In April 2019, Swisstopo organized for the second time a workshop about Geological 3D Modelling. Swisstopo is part of the Swiss Federal Government, and the invited parties were from authorities, universities and private companies in Switzerland. I was also invited to present, and since this was not a cement related event, I presented the AthosGEO View software.
As you can read elsewhere on this website, AthosGEO View is freely available for everybody (after subscribing). And there is a reason why I am publishing the software tool like that. Or rather two reasons, but maybe the two are at the end again only one...
First of all I thought that it is not more than fair if I am already using a phantastic software such as Paraview as a base, which is open source with no restriction in terms of commercial or non-commercial use, I should at least give something back to the community. And second I believe that a software like this one should not be monopolized by anybody, but rather be part of a global know-how pool, no other than science such as Geology, Physics, Biology etc. In other words: I would like the software to be part of a global cooperation, with users and contributors, and discussions that are beneficial for all.
It's not really so far yet, but the workshop was definitely a good opportunity to promote the tool in that sense!
The presentation was in German, and furthermore it is not very informative without explanations. What I am going to do instead of publishing the entire presentation as it is: show you some of the slides, with few words of explanation in English. Almost as if you would sit for a moment in Bern in that Swisstopo workshop with a simultaneous translator.

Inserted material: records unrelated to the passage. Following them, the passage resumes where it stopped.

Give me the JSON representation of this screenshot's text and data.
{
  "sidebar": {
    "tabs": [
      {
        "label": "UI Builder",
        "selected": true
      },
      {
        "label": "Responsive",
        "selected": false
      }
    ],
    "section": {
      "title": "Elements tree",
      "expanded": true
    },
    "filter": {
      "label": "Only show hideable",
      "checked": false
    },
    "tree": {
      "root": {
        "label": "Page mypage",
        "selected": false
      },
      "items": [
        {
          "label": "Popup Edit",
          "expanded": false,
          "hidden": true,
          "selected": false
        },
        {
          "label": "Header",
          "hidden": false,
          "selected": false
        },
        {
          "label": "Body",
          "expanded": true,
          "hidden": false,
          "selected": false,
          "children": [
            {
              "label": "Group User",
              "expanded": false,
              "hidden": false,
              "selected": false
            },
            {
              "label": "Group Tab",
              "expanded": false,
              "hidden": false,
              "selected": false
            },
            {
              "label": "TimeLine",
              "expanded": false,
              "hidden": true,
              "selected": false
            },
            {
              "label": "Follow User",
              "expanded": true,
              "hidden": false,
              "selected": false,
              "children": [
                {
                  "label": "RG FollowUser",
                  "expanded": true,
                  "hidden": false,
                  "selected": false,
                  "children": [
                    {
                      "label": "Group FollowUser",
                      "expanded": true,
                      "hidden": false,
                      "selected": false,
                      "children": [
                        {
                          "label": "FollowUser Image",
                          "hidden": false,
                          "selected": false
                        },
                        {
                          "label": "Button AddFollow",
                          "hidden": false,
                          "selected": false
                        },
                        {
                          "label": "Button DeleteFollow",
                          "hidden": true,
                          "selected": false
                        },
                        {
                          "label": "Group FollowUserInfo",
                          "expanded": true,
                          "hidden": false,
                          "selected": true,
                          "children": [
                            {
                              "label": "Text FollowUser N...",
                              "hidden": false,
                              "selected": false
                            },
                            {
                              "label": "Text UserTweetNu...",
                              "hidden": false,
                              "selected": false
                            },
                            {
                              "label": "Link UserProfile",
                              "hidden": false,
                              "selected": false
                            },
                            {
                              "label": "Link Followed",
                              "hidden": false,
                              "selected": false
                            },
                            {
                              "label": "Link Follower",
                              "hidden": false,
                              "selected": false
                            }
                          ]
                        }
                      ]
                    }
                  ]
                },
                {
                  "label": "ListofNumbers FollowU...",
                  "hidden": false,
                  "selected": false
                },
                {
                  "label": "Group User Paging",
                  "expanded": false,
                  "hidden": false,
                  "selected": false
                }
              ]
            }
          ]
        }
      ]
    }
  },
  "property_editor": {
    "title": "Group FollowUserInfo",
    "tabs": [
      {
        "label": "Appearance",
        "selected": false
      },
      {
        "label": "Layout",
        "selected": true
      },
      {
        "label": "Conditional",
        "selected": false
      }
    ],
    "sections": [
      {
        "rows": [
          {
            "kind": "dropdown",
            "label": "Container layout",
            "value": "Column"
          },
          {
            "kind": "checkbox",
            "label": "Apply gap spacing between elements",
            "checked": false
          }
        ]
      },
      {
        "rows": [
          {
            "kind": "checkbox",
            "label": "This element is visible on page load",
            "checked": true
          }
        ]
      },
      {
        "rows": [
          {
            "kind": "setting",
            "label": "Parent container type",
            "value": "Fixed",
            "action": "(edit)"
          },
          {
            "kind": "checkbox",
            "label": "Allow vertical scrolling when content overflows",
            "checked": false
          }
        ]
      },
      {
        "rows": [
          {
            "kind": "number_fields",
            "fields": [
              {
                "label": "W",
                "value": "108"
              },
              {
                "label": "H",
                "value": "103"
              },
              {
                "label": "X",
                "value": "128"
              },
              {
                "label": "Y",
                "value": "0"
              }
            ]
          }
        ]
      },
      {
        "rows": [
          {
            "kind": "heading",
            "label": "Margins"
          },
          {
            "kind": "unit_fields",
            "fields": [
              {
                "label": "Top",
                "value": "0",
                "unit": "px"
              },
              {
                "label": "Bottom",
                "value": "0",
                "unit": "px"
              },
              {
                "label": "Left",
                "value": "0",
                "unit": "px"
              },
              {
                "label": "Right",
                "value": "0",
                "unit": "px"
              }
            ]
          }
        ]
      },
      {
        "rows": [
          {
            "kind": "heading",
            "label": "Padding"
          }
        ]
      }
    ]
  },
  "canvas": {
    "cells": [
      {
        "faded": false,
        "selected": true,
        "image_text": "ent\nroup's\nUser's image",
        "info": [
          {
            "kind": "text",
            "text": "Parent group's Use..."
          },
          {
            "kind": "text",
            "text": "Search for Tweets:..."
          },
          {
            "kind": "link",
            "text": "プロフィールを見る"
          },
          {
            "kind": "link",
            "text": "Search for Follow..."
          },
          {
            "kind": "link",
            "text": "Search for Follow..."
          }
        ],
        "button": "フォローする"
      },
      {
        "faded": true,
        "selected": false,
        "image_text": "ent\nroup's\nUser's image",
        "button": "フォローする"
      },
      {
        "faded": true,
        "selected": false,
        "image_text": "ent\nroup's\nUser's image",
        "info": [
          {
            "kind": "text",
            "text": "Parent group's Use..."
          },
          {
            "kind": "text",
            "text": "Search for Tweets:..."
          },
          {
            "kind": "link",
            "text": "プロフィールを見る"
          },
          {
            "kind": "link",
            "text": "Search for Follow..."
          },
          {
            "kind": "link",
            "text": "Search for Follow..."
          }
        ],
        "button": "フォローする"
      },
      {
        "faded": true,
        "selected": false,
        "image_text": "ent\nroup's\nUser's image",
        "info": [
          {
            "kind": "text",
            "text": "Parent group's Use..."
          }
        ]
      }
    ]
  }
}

A very short overview of the software architecture - including the position of AthosGEO View. The meaning is: each one of the softwares is built directly on top of the ones below.
In AthosGEO View - like in Paraview -, everything is about the data pipeline. And it always starts with one or several sources (Quellen) which can be imported data (samples, block models, geometries, images etc.) or generated data (like an empty block model or a geometric element).
This is a set of samplings (drillholes) in space
And this is the same volume, after generating a block model from the sample (with an external tool)
At the end of the pipeline you find the sinks (Senken), which are either differnt types of display (spacial or planar views, tables) or writers for different data formats.
This is an example where again the same block model can be seen, both in space (3D view) and as a histogram. Note that you can select the highest "tail" of the data in the histogram (red) and automatically see the same blocks also marked in the 3D view (in pink): As long as both views refer to the same item in the data pipeline, the selections are automatically synchronized.
Filters is what comes in between - none, one, many - with one or several input pipes, and also one or several output pipes. They are doing more or less everything with the data - from preparing special views (cuts, decorations, contours), extracting parts of the data or all kinds of calculations, simple and complex.
Here you see a slicing filter in action that operates on the block model. In addition to the slices, you also still see the original samples in the 3D view
This is a data manipulation filter that allows some simple data editing in the block model. AthosGEO View is still not really a 3D editor - viewing remains the core business. But sometimes it is helpful if you can still do some data manipulations in directly in 3D space that would be much less obvious in a numeric table only.
With this you have now a little impression about what you can do with AthosGEO View. Please go ahead and download it from this website, and if you have questions: Just ask! As I said, my intention is to make this tool part of a global community of users, contributers and user-contributors.
And what did I learn from that workshop myself?
I saw that for quite a number of participants, AthosGEO View was interesting for it's ability to simultaneously visualize both geometric data (like geological unit boundaries, topo surfaces, boundary lines, maps and images) and quality data (like block models and samplings).
So much for today! Next time I will tell you about another conference where I had the opportunity to present.